Fashion’s place during wartime is about as hotly contested as the debate is morally unnerving. Should brands use their platforms for artistic commentary on major issues or should they stay in their lane, quietly shuffling haute couture-adorned models down runways? It’s a question that grates designers and consumers alike: A brand’s warped expression of corporate empathy during a time of need sometimes feels emptier than silence. Although we’ve repeatedly asked high fashion labels to stop making half-hearted activist statements that cause more ire than awareness, many still feel the need to comment when they could say nothing at all.
Last week, during an uncomfortably timed Paris Fashion Week, Balenciaga attempted to tackle this conundrum as it presented its striking fall 2022 show. From within a constructed snow globe, complete with shivering models lugging trash bags, the show offered looks through a contrived snow storm rife with flashes of light. Balenciaga’s creative director Demna’s apparent goal was to dedicate the show to displaced Ukrainians. Those shivering models? Assumed Ukrainian refugees fleeing with their belongings in tow. The flashes of light? Perhaps an ode to bombs streaking the sky as civilians took cover with their families in bomb shelters.
Demna had reportedly entertained the idea of canceling the show altogether, which was initially set to be a commentary on climate change, according to the New York Times. Instead, the former refugee of Georgia said he “realized canceling this show would mean giving in,” so he had t-shirts made with the colors of the Ukrainian flag draped on every seat in the house, along with a note that explained that the global crisis raging on the other side of the world had “triggered the pain of a past trauma I have carried in me since 1993, when the same thing happened in my country and I became a forever refugee.” A poem was also read in Ukrainian at the beginning of the show.
Both the show and designer have received praise for grappling with an impossible situation. Everywhere from Diet Prada to the Times offered verbal applause for the show, with the latter going as far as to call Demna “the greatest scenographer in fashion, and its most fearless.” Like celebrities—arbiters of some of the most cringe-inducing social commentary memorialized on the internet—fashion brands often find themselves in a vat of quicksand when geopolitical events take place: They’re damned if they don’t comment and damned if they do, even more so when they get the message ass-backwards. Of course, driving awareness for a humanitarian crisis and to funds that support that crisis are good. Forcing fashion consumers not to disassociate while they nestle in for a show of glitz and contemporary glamor is good. But the hypocrisy inherent in the industry is just too much to forgive so quickly.

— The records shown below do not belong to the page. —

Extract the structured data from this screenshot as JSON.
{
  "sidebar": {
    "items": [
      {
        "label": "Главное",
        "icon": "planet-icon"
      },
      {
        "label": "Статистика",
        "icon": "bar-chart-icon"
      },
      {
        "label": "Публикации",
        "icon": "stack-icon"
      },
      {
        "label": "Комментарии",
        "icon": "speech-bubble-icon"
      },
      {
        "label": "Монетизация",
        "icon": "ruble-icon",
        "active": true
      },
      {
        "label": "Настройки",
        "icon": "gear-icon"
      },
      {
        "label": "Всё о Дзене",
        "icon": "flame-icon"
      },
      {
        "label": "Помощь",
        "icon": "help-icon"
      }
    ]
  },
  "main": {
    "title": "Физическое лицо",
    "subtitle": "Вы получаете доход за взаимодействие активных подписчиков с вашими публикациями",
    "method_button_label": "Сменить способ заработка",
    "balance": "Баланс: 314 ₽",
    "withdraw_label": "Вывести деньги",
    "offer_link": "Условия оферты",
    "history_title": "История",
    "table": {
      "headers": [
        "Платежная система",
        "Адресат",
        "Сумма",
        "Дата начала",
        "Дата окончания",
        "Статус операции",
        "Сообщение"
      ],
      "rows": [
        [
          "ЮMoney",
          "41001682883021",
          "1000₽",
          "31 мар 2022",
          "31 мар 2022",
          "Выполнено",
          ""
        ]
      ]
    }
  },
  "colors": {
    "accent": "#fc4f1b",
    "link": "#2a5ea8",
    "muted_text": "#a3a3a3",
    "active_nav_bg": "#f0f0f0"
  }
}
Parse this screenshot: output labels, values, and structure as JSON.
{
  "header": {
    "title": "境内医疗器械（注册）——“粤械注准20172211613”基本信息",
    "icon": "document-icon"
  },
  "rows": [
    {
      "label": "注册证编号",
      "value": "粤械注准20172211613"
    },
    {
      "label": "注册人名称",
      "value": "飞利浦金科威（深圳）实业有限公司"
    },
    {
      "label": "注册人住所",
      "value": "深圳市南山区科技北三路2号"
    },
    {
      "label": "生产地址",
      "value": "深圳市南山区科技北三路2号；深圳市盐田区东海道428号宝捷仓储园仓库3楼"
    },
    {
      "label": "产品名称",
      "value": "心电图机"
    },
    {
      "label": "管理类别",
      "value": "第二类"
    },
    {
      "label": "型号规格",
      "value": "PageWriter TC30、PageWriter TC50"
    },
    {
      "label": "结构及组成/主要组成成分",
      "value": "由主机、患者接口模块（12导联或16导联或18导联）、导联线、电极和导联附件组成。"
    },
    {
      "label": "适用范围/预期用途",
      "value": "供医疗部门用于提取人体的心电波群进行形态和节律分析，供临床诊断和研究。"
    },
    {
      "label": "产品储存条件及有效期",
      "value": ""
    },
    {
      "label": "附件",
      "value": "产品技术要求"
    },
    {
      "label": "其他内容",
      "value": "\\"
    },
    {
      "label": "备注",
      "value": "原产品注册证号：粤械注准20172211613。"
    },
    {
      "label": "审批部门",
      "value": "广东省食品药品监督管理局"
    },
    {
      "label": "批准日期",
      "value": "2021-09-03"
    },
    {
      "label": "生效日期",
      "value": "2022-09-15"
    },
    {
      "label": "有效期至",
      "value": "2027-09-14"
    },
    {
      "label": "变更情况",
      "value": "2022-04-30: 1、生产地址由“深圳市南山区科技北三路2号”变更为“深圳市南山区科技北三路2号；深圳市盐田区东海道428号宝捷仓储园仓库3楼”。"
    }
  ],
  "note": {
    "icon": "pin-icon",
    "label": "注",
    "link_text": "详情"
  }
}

While a stunning display of solidarity at the highest level of artistry and craftsmanship, the Balenciaga show still encouraged the act of othering—suggesting that attendees gaze inside the brand’s magical snow globe with its swirling tundra and reflect back upon their own less-than-humble circumstances with disdain and guilt. There is no real call to action, just a call to observe the isolating feeling of “us” and “them.”
That’s not to say that the show—or the fashion industry at large—are useless when current events inevitably bleed onto the runway. Model Gigi Hadid acknowledged that the show often must go on during “heartbreaking and traumatic times,” then pledged to donate her earnings from the Fall 2022 runway shows to those suffering in Ukraine, along with the ongoing Israeli-Palestinian conflict. Balenciaga, for its part, has also directed its Instagram traffic to websites and funds where loyalists can donate to support refugees.
But the fact that Kim Kardashian’s Balenciaga-branded bondage (and questions of how she might pee in it) garnered far more coverage than the brand’s mission-based show further proves that consumers aren’t necessarily demanding this level of activism from fashion.
Balenciaga made a dent in an industry that often seeks to remain silent, and it’s not so much that the message is wrong. It’s that it doesn’t sit all the way right. High fashion will have to continue working through its hypocrisies, however slowly, out in the open where we can all see—even when we don’t want to.